It should be noted that the employment figures correlate to the number of exporting companies. This means that employment increases when new companies start exporting, and employment decreases when companies stop exporting.

Figure 3: Exporter revenues over time, May 2020-May 2022

NOTE: The data for England, Scotland, Wales and Northern Ireland are given in the Appendix

Overall, there has been a 3.44% increase in exporter revenues since last month, comprising a growth of 7.42% in Wales, 3.92% in England, 2% in Northern Ireland, and a decline of 6.06% in Scotland. This means that the UK increased its revenue by £178.23m since last month. Since May 2021, there has been a decline in revenue of 3.03% across the UK, a total of £167.61m. Compared to May last year, there has been a £111.46m decline for England, £40.36m fall for Scotland, £0.73m drop for Northern Ireland, and a £4.8m decline for Wales.

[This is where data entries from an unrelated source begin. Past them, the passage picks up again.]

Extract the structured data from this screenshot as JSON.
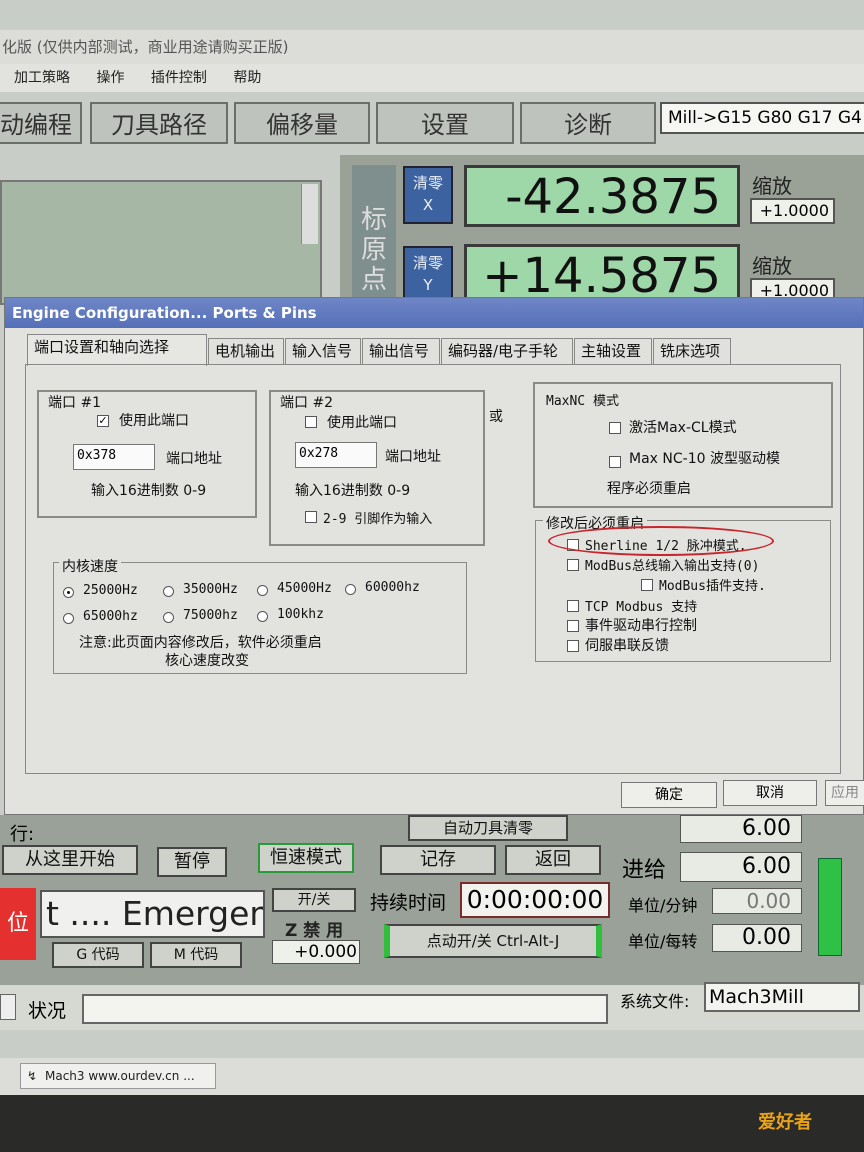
{
  "app": {
    "title": "化版 (仅供内部测试，商业用途请购买正版)",
    "menu": [
      "加工策略",
      "操作",
      "插件控制",
      "帮助"
    ],
    "main_tabs": [
      "动编程",
      "刀具路径",
      "偏移量",
      "设置",
      "诊断"
    ],
    "gcode_status": "Mill->G15  G80 G17 G4"
  },
  "dro": {
    "zero_label": "清零",
    "rows": [
      {
        "axis": "X",
        "value": "-42.3875",
        "scale_label": "缩放",
        "scale": "+1.0000"
      },
      {
        "axis": "Y",
        "value": "+14.5875",
        "scale_label": "缩放",
        "scale": "+1.0000"
      }
    ],
    "origin_label": "标原点"
  },
  "dialog": {
    "title": "Engine Configuration... Ports & Pins",
    "tabs": [
      "端口设置和轴向选择",
      "电机输出",
      "输入信号",
      "输出信号",
      "编码器/电子手轮",
      "主轴设置",
      "铣床选项"
    ],
    "port1": {
      "legend": "端口 #1",
      "enable_label": "使用此端口",
      "enable_checked": true,
      "address": "0x378",
      "address_label": "端口地址",
      "hint": "输入16进制数 0-9"
    },
    "port2": {
      "legend": "端口 #2",
      "enable_label": "使用此端口",
      "enable_checked": false,
      "address": "0x278",
      "address_label": "端口地址",
      "hint": "输入16进制数 0-9",
      "pins_label": "2-9 引脚作为输入"
    },
    "or_label": "或",
    "maxnc": {
      "legend": "MaxNC 模式",
      "opt1": "激活Max-CL模式",
      "opt2": "Max NC-10 波型驱动模",
      "note": "程序必须重启"
    },
    "restart": {
      "legend": "修改后必须重启",
      "options": [
        "Sherline 1/2 脉冲模式.",
        "ModBus总线输入输出支持(0)",
        "ModBus插件支持.",
        "TCP Modbus 支持",
        "事件驱动串行控制",
        "伺服串联反馈"
      ]
    },
    "kernel": {
      "legend": "内核速度",
      "speeds": [
        "25000Hz",
        "35000Hz",
        "45000Hz",
        "60000hz",
        "65000hz",
        "75000hz",
        "100khz"
      ],
      "selected": "25000Hz",
      "note1": "注意:此页面内容修改后，软件必须重启",
      "note2": "核心速度改变"
    },
    "ok_label": "确定",
    "cancel_label": "取消",
    "apply_label": "应用"
  },
  "lower": {
    "auto_tool_zero": "自动刀具清零",
    "tool_label": "行:",
    "run_from_here": "从这里开始",
    "pause": "暂停",
    "const_speed": "恒速模式",
    "record": "记存",
    "return": "返回",
    "duration_label": "持续时间",
    "duration": "0:00:00:00",
    "jog_toggle": "点动开/关 Ctrl-Alt-J",
    "emergency": "t .... Emergen",
    "on_off": "开/关",
    "z_inhibit": "Z 禁 用",
    "z_value": "+0.000",
    "gcode_btn": "G 代码",
    "mcode_btn": "M 代码",
    "feed_top": "6.00",
    "feed_label": "进给",
    "feed_value": "6.00",
    "units_per_min_label": "单位/分钟",
    "units_per_min": "0.00",
    "units_per_rev_label": "单位/每转",
    "units_per_rev": "0.00"
  },
  "status": {
    "status_label": "状况",
    "profile_label": "系统文件:",
    "profile": "Mach3Mill"
  },
  "taskbar": {
    "item": "Mach3 www.ourdev.cn ..."
  },
  "watermark": "爱好者"
}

Figure 4: Monthly and annual changes in numbers of exporters (%)

The overall numbers of large, medium, small, and micro exporters across the UK rose by 0.91%, 0.41%, 0.46%, and 2.15% respectively since last month, equating to a 1.10% increase in exporter counts overall. In comparison to May 2021, large, medium, small, and micro companies have seen a decline in exporter counts of 0.64%, 4.19%, 4.5%, and 5.64%, with an overall year on year drop of 4.59%.

Figure 5: Monthly and annual changes in exporter employment (%)

All sized companies across the UK increased their employment since April 2022, with growth of 4.33% in large companies, 2.33% in micro companies, 0.53% in small companies, and 0.43% in medium companies. This is an increase of 3.69% since last month. However, May 2022 compared to May 2021 shows a decrease in employment across all sized companies: -7.81% in large companies, -4.65% in medium companies, -4.23% in small companies, and -4.75% in micro companies, totalling a fall of -7.29%.

Figure 6: Monthly and annual changes in exporter revenues (%)

Total exporter revenues have increased since last month, principally driven by large companies who saw a 4.87% growth. Micro companies felt the biggest drop in revenues at -5.61%, followed by small companies with -3.81% and medium sized companies with -0.72%. Compared to May 2021, all sized companies had a decline in revenues: -1.31% for large companies, -5.98% for medium companies, -3.85% for small companies, and -10.73% for micro companies. Against these measurements, micro companies have been hit the most since both last month and last year, whilst large companies have fared the best in both the year-on-year comparison, having the smallest annual revenue drop, and the monthly comparison, being the only company size to increase their revenues since last month.

In line with our predictions last month, despite the overall uptick, we expect to see a decline next month in exporter counts and revenue. We will potentially see an uptick in employment next month but if this does transpire, it will be short-lived and July and August will see a decline as a result.

About Author

mike

mike

Related Articles

Follow me on Twitter

 

New Subscriber

    Subscribe Here



    Advertisements
































    National Manufacturing Conference & Exhibition 2020

    NIBRT Springboard Success Stories